ESPN provided a couple-question glimpse at the Hoge interview last week during several different programs. It looked interesting, but hardly earth shattering. Most semi-savvy sports fans could provide the same answers as Big Ben.

He's contrite. He's knows he has to prove himself by his actions off the field. He's sorry.

Heck, should he offer anything other than that, well, that would be newsworthy.

According to CBS, Roethlisberger will discuss how he has changed during the suspension; what he has learned; and how he can help the 3-1 Steelers get all the way to Super Bowl XLV. And, of course, we'll get those hard-hitting questions from Cowher.

We'll see, though. While Cowher clearly has chops as a hard-nosed coach, the interviewing skills seemed unlikely -- especially since the CBS preview for the interaction between coach and former player comes only with an answer and not one of the questions.

Roethlisberger said this about the possibility of the Steelers trading him as they did wide receiver Santonio Holmes: "Well, when the talk started happening, and you did hear those rumors and stuff, and wherever they came from, I don't know, but it hit close to home and I realized I don't want to go anywhere. I love it here."

Love might be a strong word, but if either of the interviews is likable, and watchable, that'll be great.

Friday, October 8, 2010

High School Students Replicate 'GameDay'

One of the latest examples of the pervasiveness and power of "College GameDay" was reported Friday by the Valley News Dispatch in western Pennsylvania.

Reporter Bill Beckner Jr. chronicled a day-long event in Leechburg, Pa., where students planned to launch their own High School Game Day. It's not a broadcast event, but it is something organizers hope can build energy just like when the ESPN types hit a college campus.

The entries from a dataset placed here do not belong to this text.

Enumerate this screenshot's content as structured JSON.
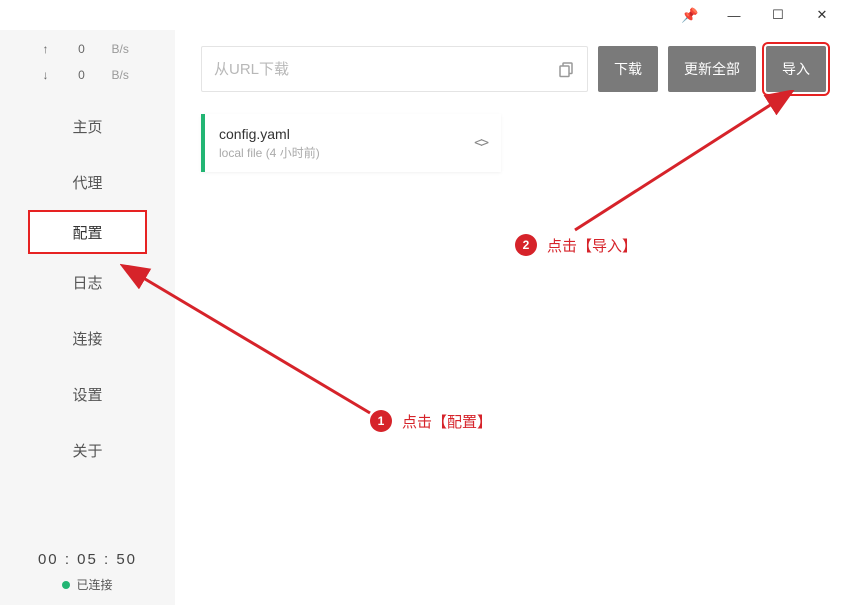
{
  "window": {
    "pin": "📌",
    "min": "—",
    "max": "☐",
    "close": "✕"
  },
  "speed": {
    "up_arrow": "↑",
    "up_val": "0",
    "up_unit": "B/s",
    "down_arrow": "↓",
    "down_val": "0",
    "down_unit": "B/s"
  },
  "nav": {
    "home": "主页",
    "proxy": "代理",
    "config": "配置",
    "log": "日志",
    "connections": "连接",
    "settings": "设置",
    "about": "关于"
  },
  "status": {
    "clock": "00 : 05 : 50",
    "connected": "已连接"
  },
  "toolbar": {
    "url_placeholder": "从URL下载",
    "download": "下载",
    "update_all": "更新全部",
    "import": "导入"
  },
  "card": {
    "title": "config.yaml",
    "sub": "local file (4 小时前)",
    "code": "<>"
  },
  "annotations": {
    "step1_num": "1",
    "step1_text": "点击【配置】",
    "step2_num": "2",
    "step2_text": "点击【导入】"
  }
}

With no classes in the school district because of an in-service day for teachers, students plan a full day of activity leading up to the game between Northgate and Leechburg. Best of all, the student hosts are competing (they plan to shoot rock-paper-scissors) for the right to portray Lee Corso.

Click HERE to the complete article.

Wednesday, October 6, 2010

Latest Brand for All-Sports Leader: espnW

It's a blog that has not launched (but will soon), some digital content (that should emerge in the spring) and an outlet that might find an audience.

Right now, though, ESPN's latest brand -- espnW -- remains in its infancy.

The all-sports giant refers to espnW as its "new women's brand" and a retreat this past weekend in Southern California marked its first building-block moment with a panel discussion featuring big-name women's athletes and former athletes.

ESPN officials also invited members of the online sports community -- bloggers -- to the event. It was a wise move, because for what will be a niche brand will need the buzz and support of the existing community to survive. Some of that emerged through some thoughtful analysis. But, the retreat also prompted some other strong responses and differing expectations.

With ESPN's track record, a niche, and maybe more, seems possible for espnW. A separate TV network seems unlikely -- at least anytime soon -- simply because barely enough quality content exits to program the networks ESPN already maintains.

Still, it's really not ESPN's commitment or the response of advertisers that will impact the development of the brand most. Oh, those are necessary things, but it's a safe bet that ESPN can find a way to make things work financially, at least at the start.

Expectations and response will determine the brand's success beyond the initial period. In just the two blog posts linked above, the expectations and tone of the response to the brand clearly differ. Sometimes in a smaller, start-up brand/channel/endeavor, an unwillingness to compromise by those the product is supposed to serve can be the biggest problem of all.

ESPN might have a great brand in mind, an idea whose time has come, but that does not mean launching and maintaining it will be easy.